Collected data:
◆ ◆ ◆ ◆ ◆ ◆ ◆

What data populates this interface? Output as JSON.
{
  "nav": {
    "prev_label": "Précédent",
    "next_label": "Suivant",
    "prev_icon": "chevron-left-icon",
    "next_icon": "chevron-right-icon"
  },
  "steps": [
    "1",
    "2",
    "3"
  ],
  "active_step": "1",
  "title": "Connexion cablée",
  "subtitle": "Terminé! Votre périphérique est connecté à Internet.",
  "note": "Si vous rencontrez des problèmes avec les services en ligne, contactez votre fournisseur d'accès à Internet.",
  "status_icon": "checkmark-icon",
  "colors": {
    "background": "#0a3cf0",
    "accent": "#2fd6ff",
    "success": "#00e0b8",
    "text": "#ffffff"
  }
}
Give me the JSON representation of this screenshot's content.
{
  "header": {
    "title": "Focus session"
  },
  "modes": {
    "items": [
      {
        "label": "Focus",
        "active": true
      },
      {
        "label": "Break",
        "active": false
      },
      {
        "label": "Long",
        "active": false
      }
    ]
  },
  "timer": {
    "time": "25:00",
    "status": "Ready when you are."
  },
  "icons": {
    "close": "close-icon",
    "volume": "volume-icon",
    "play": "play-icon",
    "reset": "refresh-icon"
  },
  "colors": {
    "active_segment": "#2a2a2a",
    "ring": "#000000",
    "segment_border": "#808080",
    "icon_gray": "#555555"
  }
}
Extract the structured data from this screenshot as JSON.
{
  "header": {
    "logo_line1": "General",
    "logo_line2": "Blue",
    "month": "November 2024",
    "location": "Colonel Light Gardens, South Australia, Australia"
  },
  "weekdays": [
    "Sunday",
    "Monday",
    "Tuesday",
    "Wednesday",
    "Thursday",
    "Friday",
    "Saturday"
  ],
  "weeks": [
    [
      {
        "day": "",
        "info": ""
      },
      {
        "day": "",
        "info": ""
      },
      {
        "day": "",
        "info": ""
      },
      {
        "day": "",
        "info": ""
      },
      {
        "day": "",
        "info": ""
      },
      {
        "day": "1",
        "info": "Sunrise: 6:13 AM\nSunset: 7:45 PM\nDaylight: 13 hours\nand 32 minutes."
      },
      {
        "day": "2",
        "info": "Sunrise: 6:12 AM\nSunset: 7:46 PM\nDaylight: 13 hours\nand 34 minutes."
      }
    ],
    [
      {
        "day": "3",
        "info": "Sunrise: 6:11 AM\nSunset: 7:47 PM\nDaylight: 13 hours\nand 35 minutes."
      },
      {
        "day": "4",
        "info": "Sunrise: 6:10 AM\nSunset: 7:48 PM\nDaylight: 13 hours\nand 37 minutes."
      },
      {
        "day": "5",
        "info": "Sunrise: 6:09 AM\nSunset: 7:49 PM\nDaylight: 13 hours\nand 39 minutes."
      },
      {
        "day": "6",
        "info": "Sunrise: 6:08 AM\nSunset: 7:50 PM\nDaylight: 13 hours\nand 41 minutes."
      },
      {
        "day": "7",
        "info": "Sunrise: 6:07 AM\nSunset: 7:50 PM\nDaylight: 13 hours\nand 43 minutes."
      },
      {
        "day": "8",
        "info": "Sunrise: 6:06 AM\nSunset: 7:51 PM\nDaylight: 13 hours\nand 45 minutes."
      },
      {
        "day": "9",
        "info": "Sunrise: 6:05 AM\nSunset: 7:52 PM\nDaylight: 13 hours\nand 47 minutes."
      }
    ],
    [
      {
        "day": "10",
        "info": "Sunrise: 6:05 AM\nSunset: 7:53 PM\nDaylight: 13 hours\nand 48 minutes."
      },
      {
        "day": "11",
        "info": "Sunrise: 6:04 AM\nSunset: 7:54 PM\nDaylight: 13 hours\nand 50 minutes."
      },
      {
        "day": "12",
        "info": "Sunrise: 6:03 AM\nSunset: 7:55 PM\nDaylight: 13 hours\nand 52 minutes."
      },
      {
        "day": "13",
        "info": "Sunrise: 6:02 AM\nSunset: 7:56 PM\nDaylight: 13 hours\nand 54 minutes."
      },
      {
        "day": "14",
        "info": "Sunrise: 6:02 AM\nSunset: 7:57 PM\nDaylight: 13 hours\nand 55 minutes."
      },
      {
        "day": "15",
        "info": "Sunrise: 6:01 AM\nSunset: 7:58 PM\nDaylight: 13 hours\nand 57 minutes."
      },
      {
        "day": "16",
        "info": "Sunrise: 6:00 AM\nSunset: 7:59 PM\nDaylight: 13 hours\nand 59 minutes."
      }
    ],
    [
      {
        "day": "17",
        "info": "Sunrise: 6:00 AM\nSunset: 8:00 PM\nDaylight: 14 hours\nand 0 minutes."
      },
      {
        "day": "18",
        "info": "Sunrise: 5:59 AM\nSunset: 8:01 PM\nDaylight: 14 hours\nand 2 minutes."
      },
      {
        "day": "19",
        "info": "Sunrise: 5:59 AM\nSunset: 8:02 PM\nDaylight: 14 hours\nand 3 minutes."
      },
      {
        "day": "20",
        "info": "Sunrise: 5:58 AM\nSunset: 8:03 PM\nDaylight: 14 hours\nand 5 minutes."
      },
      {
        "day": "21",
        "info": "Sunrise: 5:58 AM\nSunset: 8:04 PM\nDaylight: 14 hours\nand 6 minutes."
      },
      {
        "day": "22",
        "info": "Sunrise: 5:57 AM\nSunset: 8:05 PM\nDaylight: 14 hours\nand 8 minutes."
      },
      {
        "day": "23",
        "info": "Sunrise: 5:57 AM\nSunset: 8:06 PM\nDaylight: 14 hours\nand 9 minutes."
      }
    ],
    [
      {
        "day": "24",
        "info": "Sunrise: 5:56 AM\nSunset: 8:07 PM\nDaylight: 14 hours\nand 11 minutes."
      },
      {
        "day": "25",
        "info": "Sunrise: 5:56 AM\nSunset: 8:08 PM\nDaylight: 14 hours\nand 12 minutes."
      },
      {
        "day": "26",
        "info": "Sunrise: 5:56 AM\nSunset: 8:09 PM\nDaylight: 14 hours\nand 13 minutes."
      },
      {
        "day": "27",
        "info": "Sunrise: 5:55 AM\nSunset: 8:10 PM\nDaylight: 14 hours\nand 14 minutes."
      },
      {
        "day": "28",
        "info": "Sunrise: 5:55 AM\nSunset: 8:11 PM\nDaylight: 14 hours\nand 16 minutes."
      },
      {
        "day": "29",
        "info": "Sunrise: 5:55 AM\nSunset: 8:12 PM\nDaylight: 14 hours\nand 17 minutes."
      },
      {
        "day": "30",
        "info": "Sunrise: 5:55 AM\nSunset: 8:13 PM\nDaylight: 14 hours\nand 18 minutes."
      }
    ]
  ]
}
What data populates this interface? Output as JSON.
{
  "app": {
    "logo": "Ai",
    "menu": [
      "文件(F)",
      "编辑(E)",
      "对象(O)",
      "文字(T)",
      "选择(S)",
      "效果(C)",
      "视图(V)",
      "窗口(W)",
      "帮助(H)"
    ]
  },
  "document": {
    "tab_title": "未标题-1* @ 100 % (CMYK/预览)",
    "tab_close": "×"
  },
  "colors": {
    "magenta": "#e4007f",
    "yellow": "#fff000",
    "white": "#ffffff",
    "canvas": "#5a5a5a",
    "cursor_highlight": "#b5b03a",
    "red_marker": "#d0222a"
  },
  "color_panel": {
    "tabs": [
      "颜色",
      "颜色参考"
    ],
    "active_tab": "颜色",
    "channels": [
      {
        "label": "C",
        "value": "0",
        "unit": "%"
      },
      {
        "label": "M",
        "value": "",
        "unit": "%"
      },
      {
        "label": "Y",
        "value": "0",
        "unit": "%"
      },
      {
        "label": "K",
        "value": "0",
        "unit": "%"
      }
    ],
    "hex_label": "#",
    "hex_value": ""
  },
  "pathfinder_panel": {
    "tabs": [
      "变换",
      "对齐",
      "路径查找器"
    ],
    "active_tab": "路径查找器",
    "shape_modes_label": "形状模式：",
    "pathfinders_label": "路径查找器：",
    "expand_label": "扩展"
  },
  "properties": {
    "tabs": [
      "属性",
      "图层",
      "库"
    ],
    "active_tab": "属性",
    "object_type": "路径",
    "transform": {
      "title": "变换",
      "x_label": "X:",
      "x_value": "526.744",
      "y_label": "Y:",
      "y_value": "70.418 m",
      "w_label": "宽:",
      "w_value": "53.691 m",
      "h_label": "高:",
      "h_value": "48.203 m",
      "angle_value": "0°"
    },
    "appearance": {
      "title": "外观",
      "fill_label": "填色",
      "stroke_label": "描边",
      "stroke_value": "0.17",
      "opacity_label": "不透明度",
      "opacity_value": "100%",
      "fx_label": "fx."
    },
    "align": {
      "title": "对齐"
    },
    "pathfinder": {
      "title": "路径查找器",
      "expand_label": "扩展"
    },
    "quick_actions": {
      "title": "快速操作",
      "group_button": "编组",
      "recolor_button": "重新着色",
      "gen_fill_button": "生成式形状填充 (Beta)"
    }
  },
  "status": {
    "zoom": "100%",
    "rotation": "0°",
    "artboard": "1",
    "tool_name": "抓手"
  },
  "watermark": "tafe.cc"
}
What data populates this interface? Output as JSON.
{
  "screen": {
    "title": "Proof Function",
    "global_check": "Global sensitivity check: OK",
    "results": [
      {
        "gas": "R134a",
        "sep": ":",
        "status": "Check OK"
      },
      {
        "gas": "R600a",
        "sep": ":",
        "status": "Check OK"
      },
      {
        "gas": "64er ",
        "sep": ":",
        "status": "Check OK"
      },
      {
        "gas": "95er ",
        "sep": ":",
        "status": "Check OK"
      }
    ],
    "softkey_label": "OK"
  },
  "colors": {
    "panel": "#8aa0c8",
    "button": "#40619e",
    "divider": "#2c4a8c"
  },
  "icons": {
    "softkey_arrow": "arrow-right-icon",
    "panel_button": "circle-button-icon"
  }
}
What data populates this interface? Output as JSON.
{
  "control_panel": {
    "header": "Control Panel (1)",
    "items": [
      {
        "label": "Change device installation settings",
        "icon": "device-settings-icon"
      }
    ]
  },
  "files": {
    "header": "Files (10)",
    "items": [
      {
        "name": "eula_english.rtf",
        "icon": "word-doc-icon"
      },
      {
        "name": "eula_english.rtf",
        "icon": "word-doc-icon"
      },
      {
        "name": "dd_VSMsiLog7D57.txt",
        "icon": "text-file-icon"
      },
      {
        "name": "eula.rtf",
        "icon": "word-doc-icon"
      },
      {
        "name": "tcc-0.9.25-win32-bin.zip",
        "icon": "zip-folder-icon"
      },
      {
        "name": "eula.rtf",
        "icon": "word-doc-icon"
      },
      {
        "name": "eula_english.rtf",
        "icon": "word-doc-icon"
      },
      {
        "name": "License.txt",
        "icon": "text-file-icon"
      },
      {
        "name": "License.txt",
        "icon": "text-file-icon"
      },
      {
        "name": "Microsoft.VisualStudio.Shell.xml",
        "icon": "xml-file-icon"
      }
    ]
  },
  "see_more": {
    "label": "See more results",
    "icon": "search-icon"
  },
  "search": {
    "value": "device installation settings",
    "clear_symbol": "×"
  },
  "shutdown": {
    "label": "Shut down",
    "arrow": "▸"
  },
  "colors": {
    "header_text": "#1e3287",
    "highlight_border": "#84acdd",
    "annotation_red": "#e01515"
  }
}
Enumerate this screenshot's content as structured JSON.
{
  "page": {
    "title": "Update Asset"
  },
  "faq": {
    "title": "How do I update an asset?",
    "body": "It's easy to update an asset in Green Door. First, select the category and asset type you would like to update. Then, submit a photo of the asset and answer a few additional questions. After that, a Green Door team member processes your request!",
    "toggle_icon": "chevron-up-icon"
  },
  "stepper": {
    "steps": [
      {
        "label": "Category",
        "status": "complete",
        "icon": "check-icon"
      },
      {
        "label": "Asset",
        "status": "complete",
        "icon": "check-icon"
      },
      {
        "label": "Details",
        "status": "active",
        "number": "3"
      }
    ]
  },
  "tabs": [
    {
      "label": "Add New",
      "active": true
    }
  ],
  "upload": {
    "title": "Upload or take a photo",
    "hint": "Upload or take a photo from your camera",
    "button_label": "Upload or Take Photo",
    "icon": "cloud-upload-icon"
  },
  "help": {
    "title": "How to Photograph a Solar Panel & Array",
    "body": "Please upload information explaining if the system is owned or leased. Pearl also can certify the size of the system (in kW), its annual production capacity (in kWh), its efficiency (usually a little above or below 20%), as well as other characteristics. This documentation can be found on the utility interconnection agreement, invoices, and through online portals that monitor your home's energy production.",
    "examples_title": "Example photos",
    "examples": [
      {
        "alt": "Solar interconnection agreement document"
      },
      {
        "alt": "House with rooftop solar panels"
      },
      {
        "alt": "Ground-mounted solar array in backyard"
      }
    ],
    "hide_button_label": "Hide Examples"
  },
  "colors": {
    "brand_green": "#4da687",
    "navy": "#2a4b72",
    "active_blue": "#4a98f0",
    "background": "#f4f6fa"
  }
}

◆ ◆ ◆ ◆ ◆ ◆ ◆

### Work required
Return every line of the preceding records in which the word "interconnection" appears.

### Reply
    "body": "Please upload information explaining if the system is owned or leased. Pearl also can certify the size of the system (in kW), its annual production capacity (in kWh), its efficiency (usually a little above or below 20%), as well as other characteristics. This documentation can be found on the utility interconnection agreement, invoices, and through online portals that monitor your home's energy production.",
        "alt": "Solar interconnection agreement document"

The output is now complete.